Yin & Yang, a restaurant catering to foreign guests in Ba Dinh District, Hanoi, has been closed for two years. Even though foreign travelers are now able to visit Vietnam, the owner Le Truong Lam has no intention of reopening. He believes that the number of international guests remains unstable and exceptionally low, while prices for raw materials are exceedingly high. “A 45kg tank of gas costed VND800,000 before the pandemic; now, it costs twice as much. Food prices have risen by 20 to 30%. Given how few tourists there are, we would end up with surplus inventory if we reopened. Restaurants dedicated to inbound tourists do not have enough regulars to return as quickly as local places. Of the restaurants specialized in serving international guests that I know, nearly 100% will not reopen until the market is stable again,” Mr. Lam revealed.

In fact, restaurants, hotels, and travel agencies are wrestling with their own problems. In the joyful picture of Vietnam’s tourism reopening, insiders see many issues.

Climbing back to the peak

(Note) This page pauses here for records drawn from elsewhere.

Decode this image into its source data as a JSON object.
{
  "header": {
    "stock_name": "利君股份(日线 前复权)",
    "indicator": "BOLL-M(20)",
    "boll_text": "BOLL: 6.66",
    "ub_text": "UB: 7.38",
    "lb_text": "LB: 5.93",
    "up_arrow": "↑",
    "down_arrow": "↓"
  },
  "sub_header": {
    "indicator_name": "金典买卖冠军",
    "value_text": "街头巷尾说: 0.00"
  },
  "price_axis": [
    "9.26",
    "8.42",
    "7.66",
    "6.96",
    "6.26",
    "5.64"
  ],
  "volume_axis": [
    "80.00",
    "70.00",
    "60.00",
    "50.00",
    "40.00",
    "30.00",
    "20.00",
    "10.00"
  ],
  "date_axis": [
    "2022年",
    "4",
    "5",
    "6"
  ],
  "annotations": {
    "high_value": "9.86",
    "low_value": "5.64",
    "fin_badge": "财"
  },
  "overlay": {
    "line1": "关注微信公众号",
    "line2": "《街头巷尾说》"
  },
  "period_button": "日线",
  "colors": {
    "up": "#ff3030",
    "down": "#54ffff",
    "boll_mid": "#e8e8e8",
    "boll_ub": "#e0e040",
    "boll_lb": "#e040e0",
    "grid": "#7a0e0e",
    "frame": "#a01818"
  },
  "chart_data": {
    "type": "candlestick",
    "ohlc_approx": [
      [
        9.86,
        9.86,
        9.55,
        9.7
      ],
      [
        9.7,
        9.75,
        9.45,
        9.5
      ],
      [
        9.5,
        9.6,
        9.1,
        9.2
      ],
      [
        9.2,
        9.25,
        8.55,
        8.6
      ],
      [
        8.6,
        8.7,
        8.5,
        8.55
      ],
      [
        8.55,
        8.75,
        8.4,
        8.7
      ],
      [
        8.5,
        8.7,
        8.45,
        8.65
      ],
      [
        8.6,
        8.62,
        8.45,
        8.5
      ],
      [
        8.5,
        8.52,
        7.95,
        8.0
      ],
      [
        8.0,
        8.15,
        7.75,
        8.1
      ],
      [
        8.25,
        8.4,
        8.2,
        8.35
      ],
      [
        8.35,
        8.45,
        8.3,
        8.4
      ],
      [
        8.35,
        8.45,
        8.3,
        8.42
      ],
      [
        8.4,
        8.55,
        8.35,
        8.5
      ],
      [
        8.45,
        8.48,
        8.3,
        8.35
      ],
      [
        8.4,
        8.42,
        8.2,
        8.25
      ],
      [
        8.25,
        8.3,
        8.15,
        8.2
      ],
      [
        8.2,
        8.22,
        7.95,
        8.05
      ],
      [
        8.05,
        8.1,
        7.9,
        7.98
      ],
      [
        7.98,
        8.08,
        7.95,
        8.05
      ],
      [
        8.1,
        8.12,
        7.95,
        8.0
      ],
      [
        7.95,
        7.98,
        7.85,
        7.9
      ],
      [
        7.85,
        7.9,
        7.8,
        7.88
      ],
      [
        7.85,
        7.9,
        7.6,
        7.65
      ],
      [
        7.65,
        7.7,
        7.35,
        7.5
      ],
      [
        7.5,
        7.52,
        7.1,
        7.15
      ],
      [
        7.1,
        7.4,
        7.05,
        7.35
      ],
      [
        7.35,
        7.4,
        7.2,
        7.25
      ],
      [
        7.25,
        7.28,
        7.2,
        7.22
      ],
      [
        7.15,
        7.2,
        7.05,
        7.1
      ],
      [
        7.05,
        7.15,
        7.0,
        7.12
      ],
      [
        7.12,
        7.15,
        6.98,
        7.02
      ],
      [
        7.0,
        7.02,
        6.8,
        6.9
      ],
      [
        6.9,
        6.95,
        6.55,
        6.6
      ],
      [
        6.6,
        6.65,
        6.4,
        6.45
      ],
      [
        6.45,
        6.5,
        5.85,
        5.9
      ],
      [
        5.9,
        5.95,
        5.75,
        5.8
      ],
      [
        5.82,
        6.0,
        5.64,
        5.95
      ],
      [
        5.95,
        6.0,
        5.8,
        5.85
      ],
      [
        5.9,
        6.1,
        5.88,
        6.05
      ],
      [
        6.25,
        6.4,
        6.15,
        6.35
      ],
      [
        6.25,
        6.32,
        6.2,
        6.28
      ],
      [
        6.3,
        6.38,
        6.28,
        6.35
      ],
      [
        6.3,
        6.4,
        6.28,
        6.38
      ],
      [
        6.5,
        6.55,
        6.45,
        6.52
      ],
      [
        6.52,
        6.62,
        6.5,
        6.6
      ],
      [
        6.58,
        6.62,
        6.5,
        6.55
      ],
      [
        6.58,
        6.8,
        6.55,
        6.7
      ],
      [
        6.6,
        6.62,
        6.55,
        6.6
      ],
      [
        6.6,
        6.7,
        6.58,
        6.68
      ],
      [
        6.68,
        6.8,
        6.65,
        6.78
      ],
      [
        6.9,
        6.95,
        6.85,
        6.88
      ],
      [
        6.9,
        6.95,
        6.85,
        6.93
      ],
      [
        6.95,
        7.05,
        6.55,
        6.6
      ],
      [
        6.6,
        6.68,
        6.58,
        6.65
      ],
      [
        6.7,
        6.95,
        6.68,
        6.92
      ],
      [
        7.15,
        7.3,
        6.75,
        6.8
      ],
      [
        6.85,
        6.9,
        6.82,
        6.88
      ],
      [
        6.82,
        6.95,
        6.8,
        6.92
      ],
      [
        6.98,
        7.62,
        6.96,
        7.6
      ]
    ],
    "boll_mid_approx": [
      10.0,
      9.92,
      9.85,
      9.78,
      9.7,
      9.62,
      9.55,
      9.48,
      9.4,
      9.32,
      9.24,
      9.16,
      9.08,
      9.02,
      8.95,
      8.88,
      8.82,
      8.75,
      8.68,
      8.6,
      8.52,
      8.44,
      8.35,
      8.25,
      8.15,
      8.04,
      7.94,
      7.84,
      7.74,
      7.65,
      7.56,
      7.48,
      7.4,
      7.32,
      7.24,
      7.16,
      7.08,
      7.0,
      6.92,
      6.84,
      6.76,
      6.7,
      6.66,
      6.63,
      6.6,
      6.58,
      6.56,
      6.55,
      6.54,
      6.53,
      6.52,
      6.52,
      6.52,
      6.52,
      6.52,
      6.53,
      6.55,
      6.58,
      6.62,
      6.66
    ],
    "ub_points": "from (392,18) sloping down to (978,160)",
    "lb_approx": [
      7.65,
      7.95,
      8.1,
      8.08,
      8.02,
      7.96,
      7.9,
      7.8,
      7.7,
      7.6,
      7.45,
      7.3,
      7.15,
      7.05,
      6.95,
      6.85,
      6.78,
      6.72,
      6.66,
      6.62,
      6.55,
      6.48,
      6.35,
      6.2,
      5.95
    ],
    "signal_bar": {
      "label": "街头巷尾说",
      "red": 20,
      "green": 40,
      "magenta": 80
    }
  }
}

Industry insiders must find solutions for the tourism sector’s future. However, efforts from the tourism industry alone are not enough to restore a sector that once contributed over 9.2% to the national GDP. With 20 years of experience in the industry, CEO Pham Ha of Lux Group has always wondered whether Vietnam truly considers tourism an economic sector. The hassles caused by Vietnam’s visa policy have discouraged international tourists from returning to Vietnam.

In the first reopening after March 15, foreign visitors from 13 countries received only 15 days of visa-free stay in Vietnam with one entry/exit. If, for example, visitors detoured to Cambodia and returned to Vietnam for Vung Tau (Ba Ria-Vung Tau), they had to reapply for a new visa. “The tourist visa policy demonstrates the level of attention on the tourist economy and tourists themselves. A friendly visa policy means that tourists feel welcome and want to travel to a country. Our policy is a step behind the reopening of tourism on March 15. After that, because they must be guided through the process, tourists from outside the 13 visa-free countries face a lot of trouble trying to get their visas at embassies. The E-visa form and interface are not mobile-friendly and only available in English and Vietnamese, while the website’s interface looks unprofessional. It is much harder to get a visa and pay for it here than in Thailand,” said Mr. Pham Ha.

In this reopening, Vietnam faces competition from regional rivals such as Singapore, Thailand, Malaysia, and even Korea and Japan. The fight over the small number of tourists is more competitive than ever before. Welcoming foreign guests means adding income to the national economy. Despite our many potential attractions, such as fantastic natural scenery, culture, cuisine, and people, Vietnam has not done very well in keeping tourists and making our services worth their money.

Before 2020, the number of international guests to Vietnam rose steadily, with Northeastern Asians (Chinese, Korean, and Japanese people) accounting for nearly 70%. Visitors from major markets with greater spending power such as Europe, the Americas, and Oceania, were less present. Compared to Thailand, tourists to Vietnam spend less. An average international guest spends up to nine days in the Land of Smiles and shells out about USD1,600. In the peak year of 2019, these statistics for Vietnam were 8.1 days and USD1,074.

Vietnam desperately needs changes to help its tourism industry compete with regional rivals. As well as attracting more visitors, Vietnam must aim to improve quality to lure a steady stream of well-paying customers. “Vietnam’s tourism will not be able to return to its 2019 pace until 2025,” predicted Mr. Pham Ha, “though I believe this could be sped up if we resolve bottlenecks and enact policies that value tourism. The blossoming of international financial markets and global political stability would also help.”